Is this a new customer or someone you’re diverting from seats in the business?  The Morgan Stanley survey found that around 43% of delivery patrons were opting to order in place of going to a business.  That’s up from 38% in 2016. At the same time, National Restaurant Association numbers show us that a family’s share of their food dollar spent outside the house continues to grow.  From these two data points, the restaurant brokers could infer that isn’t replacing the customer in your store and could in fact, be a new one.

How do you take advantage of the opportunity if you’re buying a restaurant business?  First, evaluate what form of delivery (if any) they have.  Most businesses (outside of pizza) don’t have a delivery person on staff any longer because of the costs associated with insurance.  Thankfully, using a third party eliminates that risk.

Secondly, forecast your anticipated sales.  We have restaurant operators telling us they are picking up a net (not gross sales) of $1000 a week with the delivery services and that's out of the gate.  That's an additional $52,000 in sales by doing nothing other than installing an app and fulfilling orders!  It's found money.

Third, investigate the services.
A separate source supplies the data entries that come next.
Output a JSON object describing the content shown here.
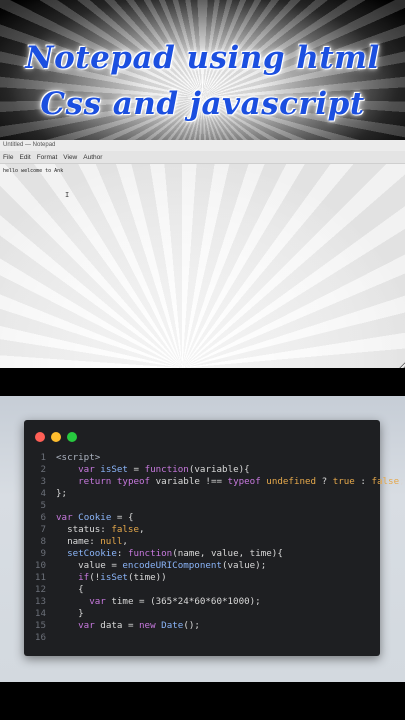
{
  "banner": {
    "line1": "Notepad  using html",
    "line2": "Css and javascript"
  },
  "notepad": {
    "title": "Untitled — Notepad",
    "menu": [
      "File",
      "Edit",
      "Format",
      "View",
      "Author"
    ],
    "text": "hello welcome to Ank",
    "cursor_glyph": "I"
  },
  "code_window": {
    "dot_colors": [
      "#ff5f56",
      "#ffbd2e",
      "#27c93f"
    ],
    "line_numbers": [
      "1",
      "2",
      "3",
      "4",
      "5",
      "6",
      "7",
      "8",
      "9",
      "10",
      "11",
      "12",
      "13",
      "14",
      "15",
      "16"
    ],
    "lines": [
      "<script>",
      "    var isSet = function(variable){",
      "    return typeof variable !== typeof undefined ? true : false;",
      "};",
      "",
      "var Cookie = {",
      "  status: false,",
      "  name: null,",
      "  setCookie: function(name, value, time){",
      "    value = encodeURIComponent(value);",
      "    if(!isSet(time))",
      "    {",
      "      var time = (365*24*60*60*1000);",
      "    }",
      "    var data = new Date();",
      ""
    ]
  }
}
The beast among these is Uber Eats but the choices aren't an either/or scenario.  You can have accounts with UberEats, GrubHub, Doordash, and Zifty simultaneously.  If they each contribute an extra $500 per week, the opportunity is unmatched and should definitely be considered if you're buying a restaurant business and looking for ways to increase sales. By the way, if you’re buying a restaurant business and an account with one of these vendors is already set up, here’s a quick tip.  Transfer that account rather than setting up a new one.  That shortens the time frame for you to get going and there’s no interruption in service to customers already using the App to order from your business.

What about costs?  The delivery services do take a chunk of change from the transaction.  However, if that customer is ordering from home, increasing your market share, and not costing you a seat in the dining room, you have to run the math to see if this is 'found' money or a “found” customer.  After all, this is a way to get your brand in front of customers that otherwise wouldn't come in the door.  According to the Morgan Stanley survey, almost half the respondent base (45%) had ordered delivery in the prior six months, and 85% had visited restaurants.  But the key to this is whether they have visited your business.  Seeing something interesting on a menu and ordering it to the front door might be a way to expose your brand to new customers who will then book a table for 4 on a Friday night or call in a catering order for the office. 

When you are buying a restaurant business, the first goal is to retain the existing business but a focus on growing sales may definitely have a delivery component.  Let us know what you chose and how it worked out for you in our comments section.

In the market for buying a restaurant business?  Check out our listings online at this link.



Topics: Buying a Restaurant